But overall, the point of Pinterest was to do a sort of soft selling technique that they called lifestyle marketing. And judging from the number of businesses that used it, it was incredibly successful.
So the smart folks at Pinterest figured out that if businesses were finding some pretty dang creative ways to market on Pinterest, perhaps it was time to help them do so legitimately. And thus Pinterest business accounts were created.
Incidentally, if you’ve avoided Pinterest, thinking it was just for middle aged women in the heartland, it’s time to get over that idea. It’s an important part of any organization’s marketing efforts, and now is the moment to develop your Pinterest marketing strategy.
How Personal and Business Pinterest Accounts are Different
Terms of Service
From the outside looking in, business and personal accounts don’t appear to differ. The important part to know is that Pinterest has revised its original personal account terms of service (TOS) and has created a second one specifically for businesses. And the TOS clearly states that if you are using Pinterest for business purposes, you must have a business account.
Were you a marketing major in college? Chances are, if you’re an entrepreneur these days, you haven’t studied marketing formally – you’ve learned it all on the fly. Responding to the need to teach people how to use Pinterest in ways that add value, Pinterest has provided business-oriented marketing education. You can click over to the business section of Pinterest and find a set of marketing how-to’s and case studies of businesses using Pinterest very successfully. It’s definitely worth checking out!

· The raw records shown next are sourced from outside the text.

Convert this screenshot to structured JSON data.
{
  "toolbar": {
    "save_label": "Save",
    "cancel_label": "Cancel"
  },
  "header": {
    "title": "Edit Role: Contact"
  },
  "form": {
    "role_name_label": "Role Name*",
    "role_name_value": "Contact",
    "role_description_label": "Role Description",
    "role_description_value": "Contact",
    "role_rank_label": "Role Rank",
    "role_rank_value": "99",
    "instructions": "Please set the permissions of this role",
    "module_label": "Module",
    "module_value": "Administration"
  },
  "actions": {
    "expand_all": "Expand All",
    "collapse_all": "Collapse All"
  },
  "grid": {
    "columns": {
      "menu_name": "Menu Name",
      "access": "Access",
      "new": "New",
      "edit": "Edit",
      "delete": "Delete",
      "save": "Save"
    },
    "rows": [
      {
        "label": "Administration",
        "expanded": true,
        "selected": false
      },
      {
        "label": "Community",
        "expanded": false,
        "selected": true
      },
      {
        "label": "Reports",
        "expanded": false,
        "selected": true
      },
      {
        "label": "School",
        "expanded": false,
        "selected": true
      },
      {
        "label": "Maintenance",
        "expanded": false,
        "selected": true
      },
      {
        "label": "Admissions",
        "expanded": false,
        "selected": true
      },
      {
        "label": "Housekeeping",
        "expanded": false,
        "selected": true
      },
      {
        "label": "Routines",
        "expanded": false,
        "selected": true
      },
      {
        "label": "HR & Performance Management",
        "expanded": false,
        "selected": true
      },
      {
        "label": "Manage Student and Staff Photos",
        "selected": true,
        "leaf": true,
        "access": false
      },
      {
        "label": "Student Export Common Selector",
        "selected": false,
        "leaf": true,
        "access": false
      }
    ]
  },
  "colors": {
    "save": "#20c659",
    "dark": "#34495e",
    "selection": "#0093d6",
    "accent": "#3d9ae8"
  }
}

Back in the day (isn’t it fun how fast social media changes?), it was a bit tricky to put your business name on Pinterest – you had to somehow use the First/Last Name fields in a way to arrange your business name and hope it turned out just right. Now, the field for your business name is just a single field – so you can type in your business name on Pinterest normally and it will look just right.
Learn What’s New
Pinterest has committed to developing new features specifically geared toward business users of its services. Those who have business Pinterest accounts will be first to know about the new features and learn how to use them to market their businesses.
As you can see, there are a number of benefits to having a Pinterest business account. Have you converted your account yet or set up your new account? I’d love to hear – leave me a note below!